Action item:
All that is needed is each line of the entries holding the word "Mercadorias", copied as it stands.
*****
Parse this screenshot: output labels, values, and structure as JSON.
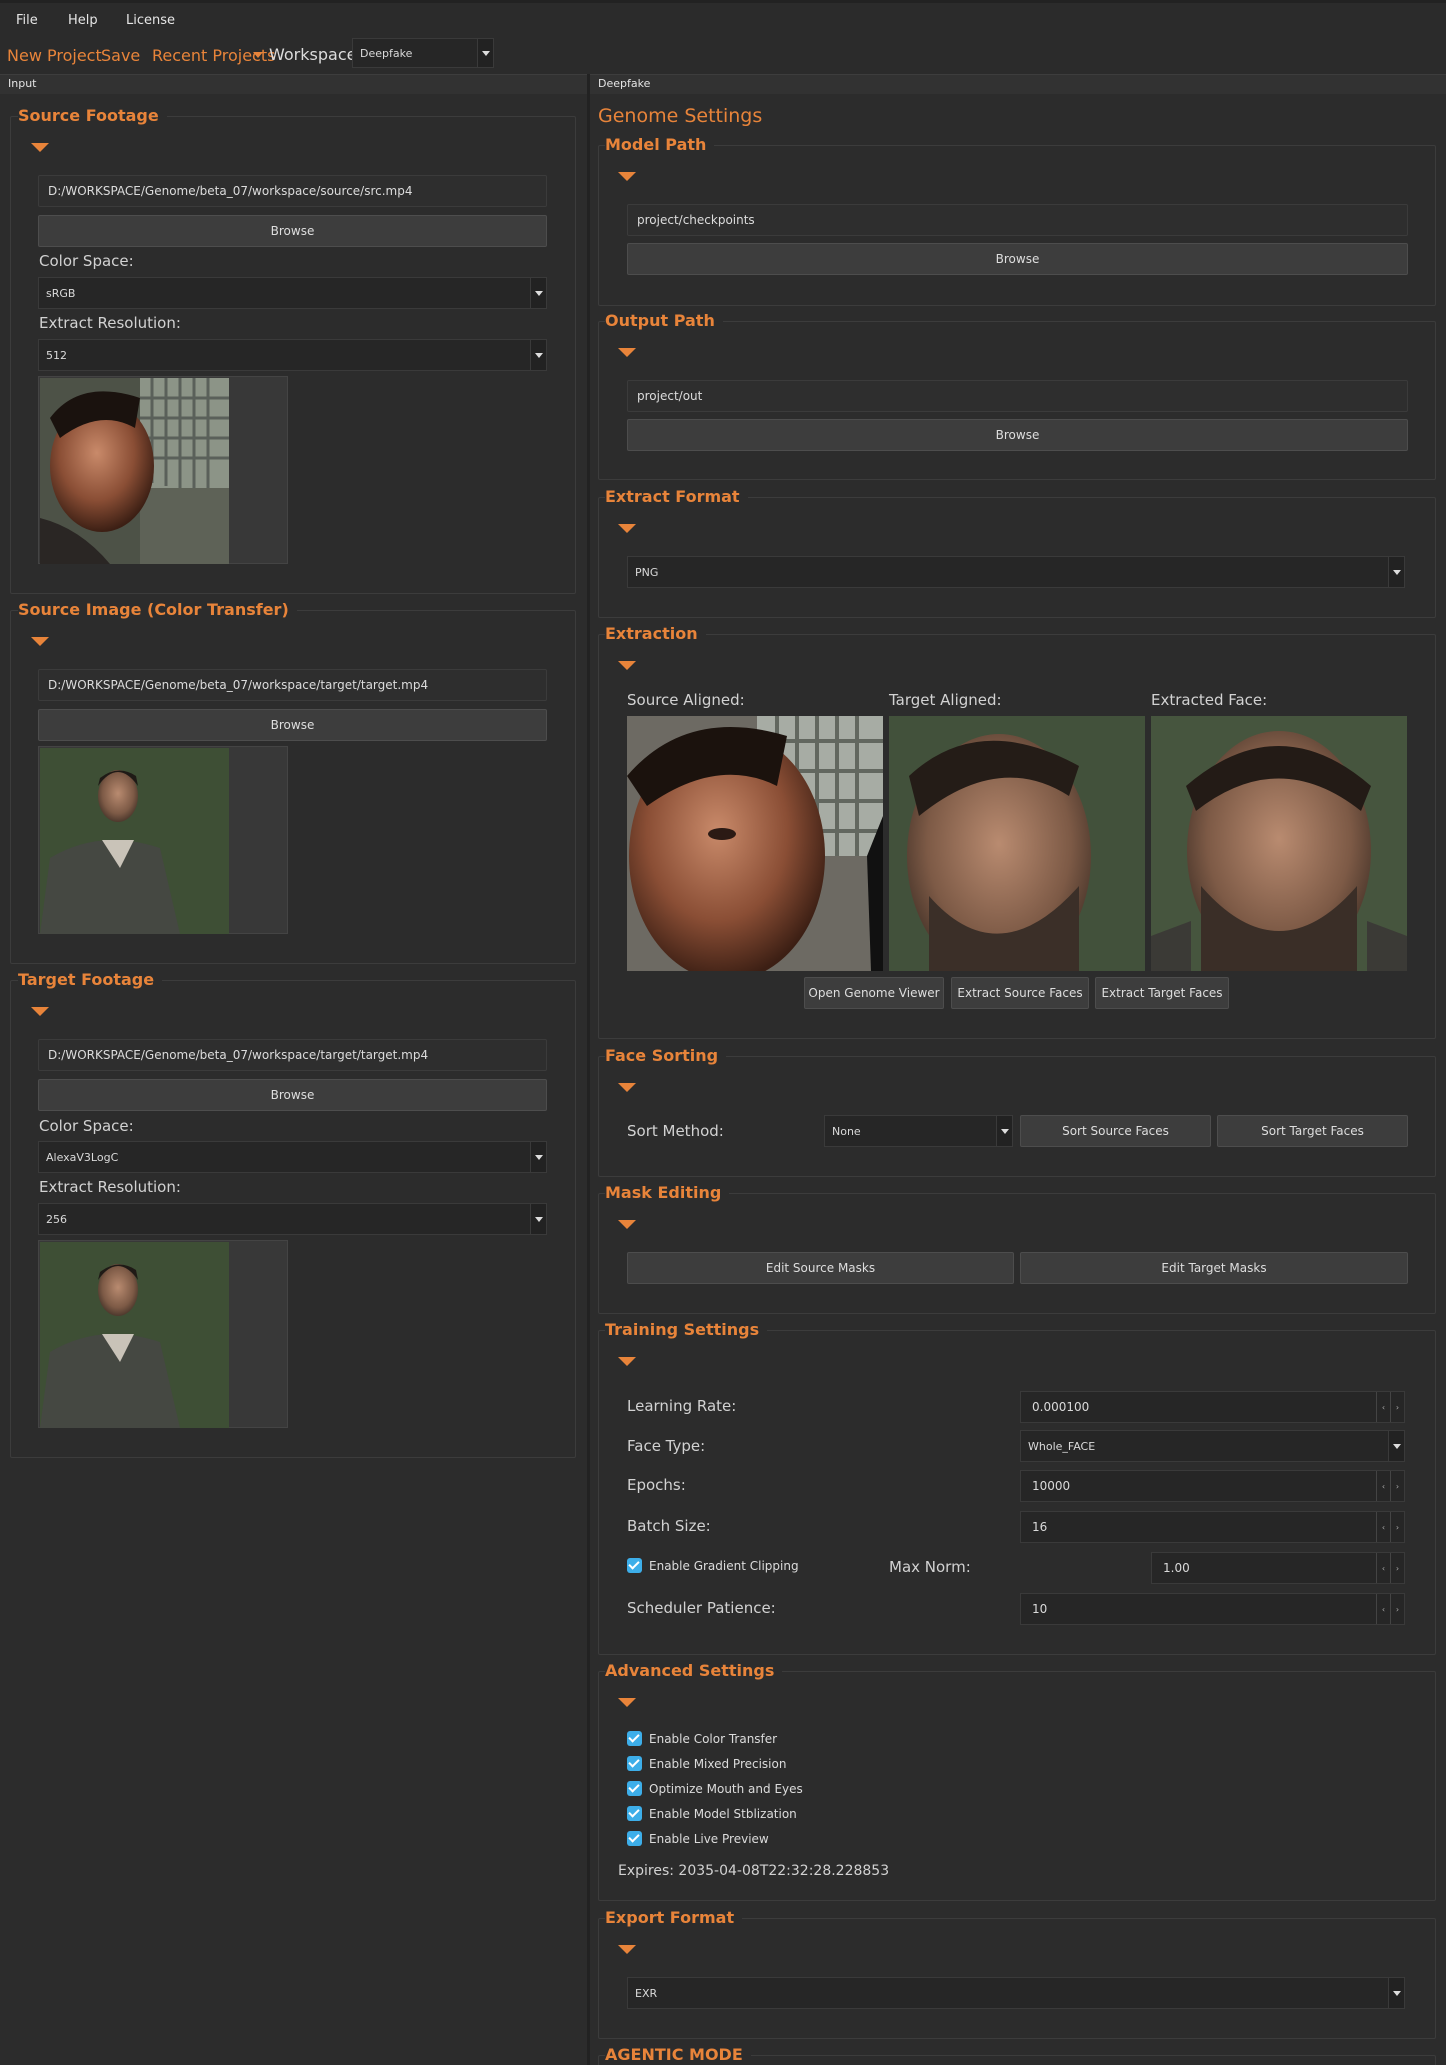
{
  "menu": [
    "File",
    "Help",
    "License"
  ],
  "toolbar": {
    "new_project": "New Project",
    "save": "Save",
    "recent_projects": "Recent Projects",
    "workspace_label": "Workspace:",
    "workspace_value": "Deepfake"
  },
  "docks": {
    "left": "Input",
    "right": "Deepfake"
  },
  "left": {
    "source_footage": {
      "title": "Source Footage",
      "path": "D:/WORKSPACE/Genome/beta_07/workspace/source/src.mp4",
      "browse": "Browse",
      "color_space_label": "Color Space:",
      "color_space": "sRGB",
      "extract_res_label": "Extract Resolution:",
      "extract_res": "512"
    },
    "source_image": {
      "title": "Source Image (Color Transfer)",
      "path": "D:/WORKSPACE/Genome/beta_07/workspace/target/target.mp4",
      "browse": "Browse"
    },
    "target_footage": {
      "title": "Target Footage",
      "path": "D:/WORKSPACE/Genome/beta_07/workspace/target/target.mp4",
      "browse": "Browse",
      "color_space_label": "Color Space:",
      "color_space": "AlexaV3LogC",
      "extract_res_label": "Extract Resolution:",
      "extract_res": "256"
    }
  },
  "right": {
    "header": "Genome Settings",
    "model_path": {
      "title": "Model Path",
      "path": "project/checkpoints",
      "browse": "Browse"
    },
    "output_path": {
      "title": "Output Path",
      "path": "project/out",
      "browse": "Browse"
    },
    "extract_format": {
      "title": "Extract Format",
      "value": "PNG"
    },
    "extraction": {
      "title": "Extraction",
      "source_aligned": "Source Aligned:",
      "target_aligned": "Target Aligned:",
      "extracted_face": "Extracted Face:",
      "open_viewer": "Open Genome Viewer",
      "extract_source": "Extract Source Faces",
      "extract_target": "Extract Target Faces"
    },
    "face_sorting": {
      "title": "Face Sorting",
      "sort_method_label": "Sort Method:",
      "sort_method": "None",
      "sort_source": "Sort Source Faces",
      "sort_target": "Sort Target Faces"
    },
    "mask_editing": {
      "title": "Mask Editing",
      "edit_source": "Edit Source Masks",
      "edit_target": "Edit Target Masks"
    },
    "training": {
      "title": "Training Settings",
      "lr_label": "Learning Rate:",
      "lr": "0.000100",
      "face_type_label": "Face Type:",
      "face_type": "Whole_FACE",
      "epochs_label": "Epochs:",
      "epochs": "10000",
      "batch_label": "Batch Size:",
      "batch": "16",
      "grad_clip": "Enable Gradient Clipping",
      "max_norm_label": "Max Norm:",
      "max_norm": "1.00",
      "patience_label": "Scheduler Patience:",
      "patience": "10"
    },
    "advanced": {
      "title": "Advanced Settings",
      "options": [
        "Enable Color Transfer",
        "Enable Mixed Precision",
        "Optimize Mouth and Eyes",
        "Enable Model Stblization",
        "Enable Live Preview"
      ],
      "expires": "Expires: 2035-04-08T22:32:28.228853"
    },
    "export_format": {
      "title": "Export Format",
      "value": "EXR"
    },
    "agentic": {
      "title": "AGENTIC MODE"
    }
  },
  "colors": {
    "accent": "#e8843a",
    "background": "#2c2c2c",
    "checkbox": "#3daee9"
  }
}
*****
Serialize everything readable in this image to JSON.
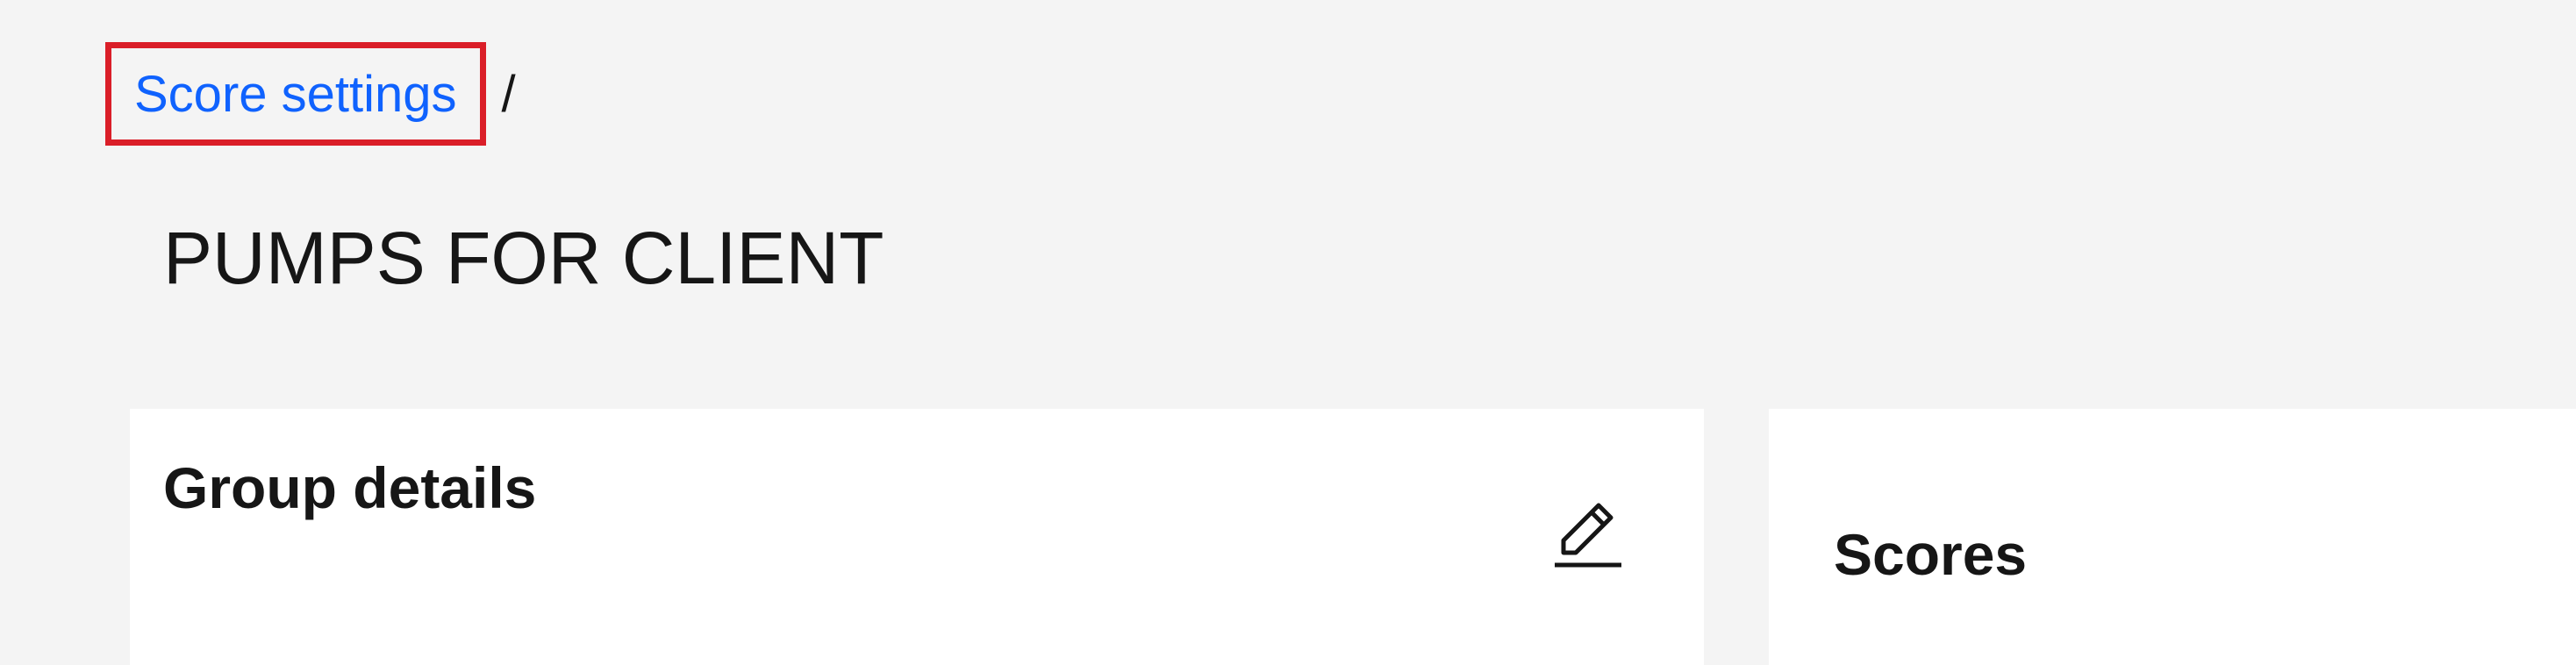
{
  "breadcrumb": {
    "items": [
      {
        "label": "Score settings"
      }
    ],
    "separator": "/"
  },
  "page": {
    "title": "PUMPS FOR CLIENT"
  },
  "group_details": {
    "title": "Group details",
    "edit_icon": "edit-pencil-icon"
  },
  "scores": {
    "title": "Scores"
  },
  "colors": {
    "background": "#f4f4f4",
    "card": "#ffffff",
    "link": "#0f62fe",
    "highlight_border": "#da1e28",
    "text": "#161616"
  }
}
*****
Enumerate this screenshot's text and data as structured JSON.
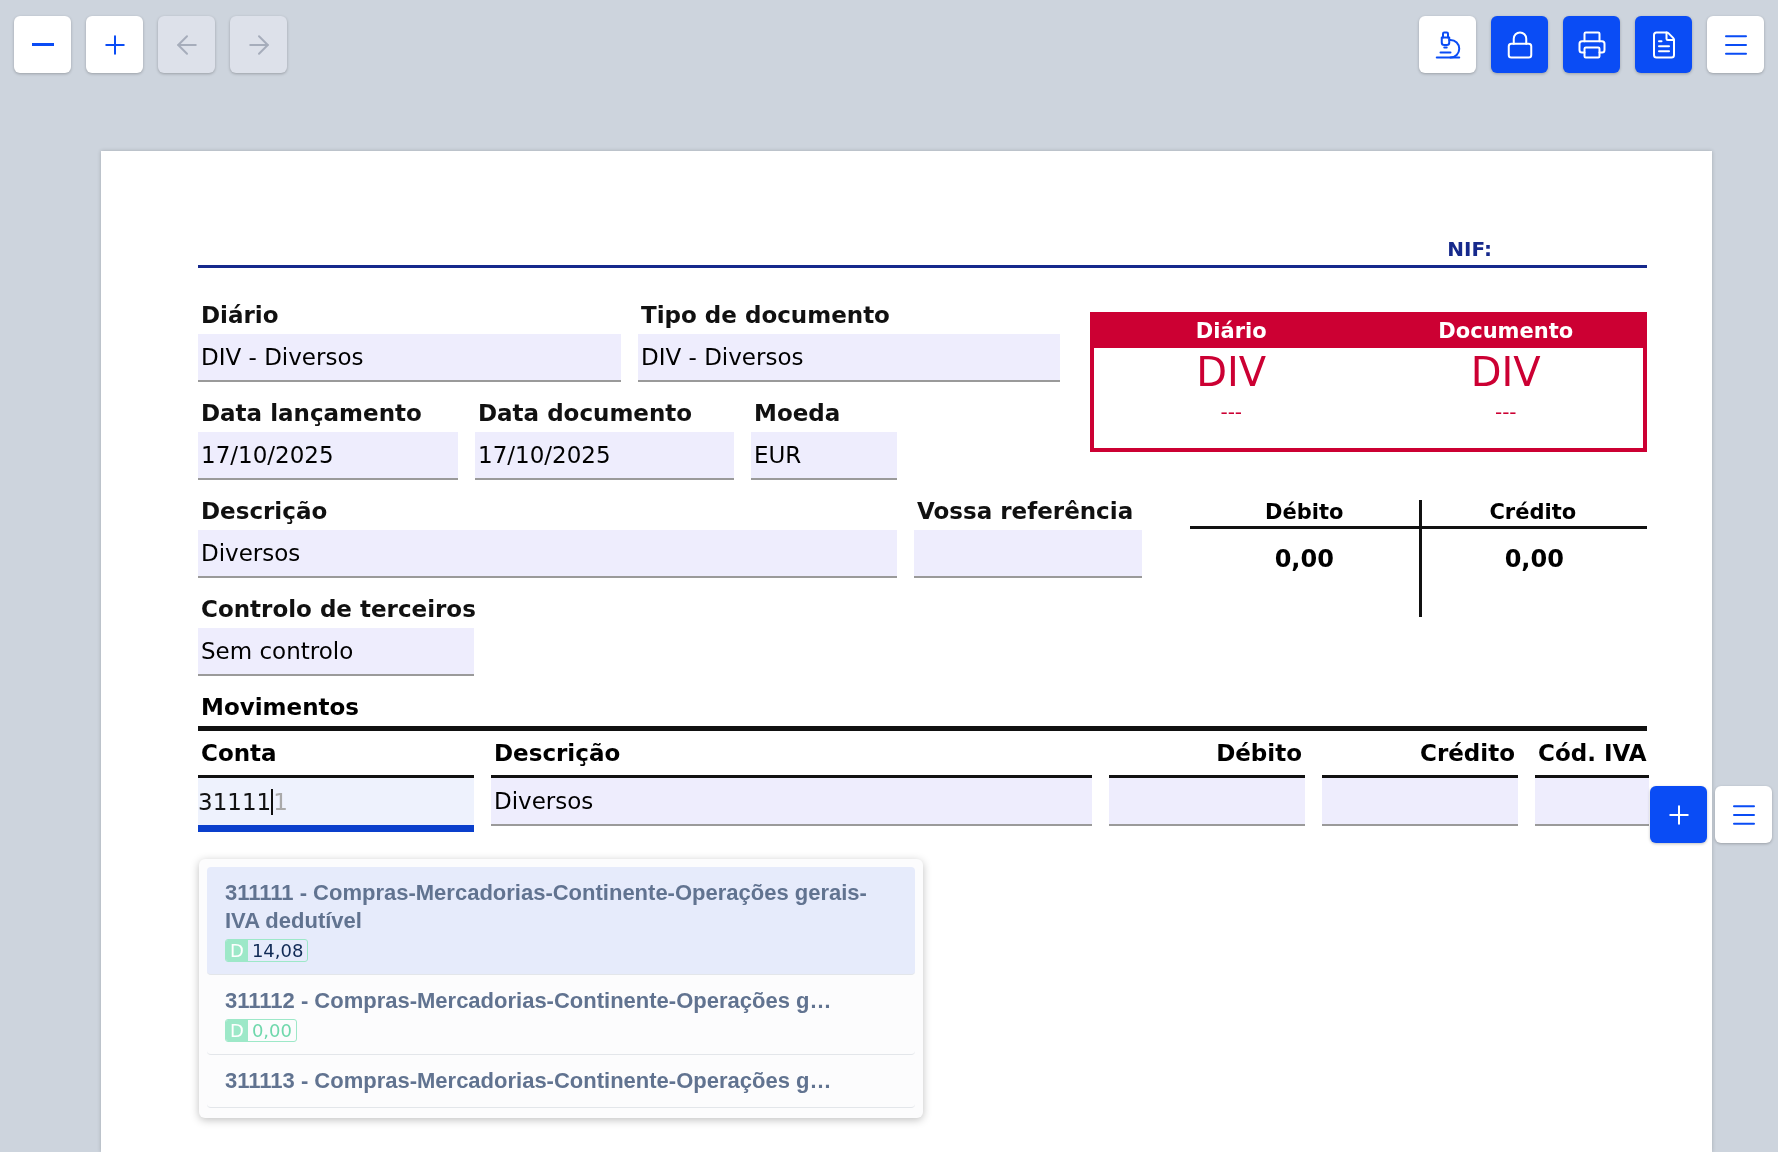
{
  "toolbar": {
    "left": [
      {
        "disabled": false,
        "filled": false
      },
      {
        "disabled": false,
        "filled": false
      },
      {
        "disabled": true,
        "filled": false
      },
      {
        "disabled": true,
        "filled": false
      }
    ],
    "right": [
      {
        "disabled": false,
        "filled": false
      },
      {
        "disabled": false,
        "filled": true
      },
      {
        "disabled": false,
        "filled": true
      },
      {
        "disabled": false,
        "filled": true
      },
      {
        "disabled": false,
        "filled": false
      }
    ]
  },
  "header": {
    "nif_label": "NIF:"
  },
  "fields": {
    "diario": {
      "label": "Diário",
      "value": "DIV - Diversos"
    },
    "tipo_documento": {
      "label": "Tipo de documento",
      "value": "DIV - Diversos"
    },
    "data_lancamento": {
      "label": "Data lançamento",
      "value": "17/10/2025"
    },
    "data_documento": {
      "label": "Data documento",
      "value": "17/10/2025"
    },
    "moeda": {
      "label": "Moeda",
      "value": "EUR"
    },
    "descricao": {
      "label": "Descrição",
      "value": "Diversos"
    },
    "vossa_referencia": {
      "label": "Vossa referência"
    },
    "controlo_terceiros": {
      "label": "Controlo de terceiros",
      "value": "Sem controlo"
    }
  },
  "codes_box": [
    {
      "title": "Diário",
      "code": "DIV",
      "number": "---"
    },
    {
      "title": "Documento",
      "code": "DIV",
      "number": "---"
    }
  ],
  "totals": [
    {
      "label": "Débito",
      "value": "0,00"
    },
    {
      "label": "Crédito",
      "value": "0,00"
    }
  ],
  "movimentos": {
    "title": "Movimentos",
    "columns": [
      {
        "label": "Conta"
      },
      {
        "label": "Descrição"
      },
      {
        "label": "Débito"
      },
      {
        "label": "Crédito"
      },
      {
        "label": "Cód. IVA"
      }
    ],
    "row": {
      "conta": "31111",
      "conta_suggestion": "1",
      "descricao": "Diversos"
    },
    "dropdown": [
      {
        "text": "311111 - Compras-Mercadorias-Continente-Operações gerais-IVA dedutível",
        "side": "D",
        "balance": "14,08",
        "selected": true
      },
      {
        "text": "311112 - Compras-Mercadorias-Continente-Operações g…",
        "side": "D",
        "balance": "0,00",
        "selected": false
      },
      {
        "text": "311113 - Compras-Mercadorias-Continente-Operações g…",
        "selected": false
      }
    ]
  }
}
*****
Answer space:
        "text": "311111 - Compras-Mercadorias-Continente-Operações gerais-IVA dedutível",
        "text": "311112 - Compras-Mercadorias-Continente-Operações g…",
        "text": "311113 - Compras-Mercadorias-Continente-Operações g…",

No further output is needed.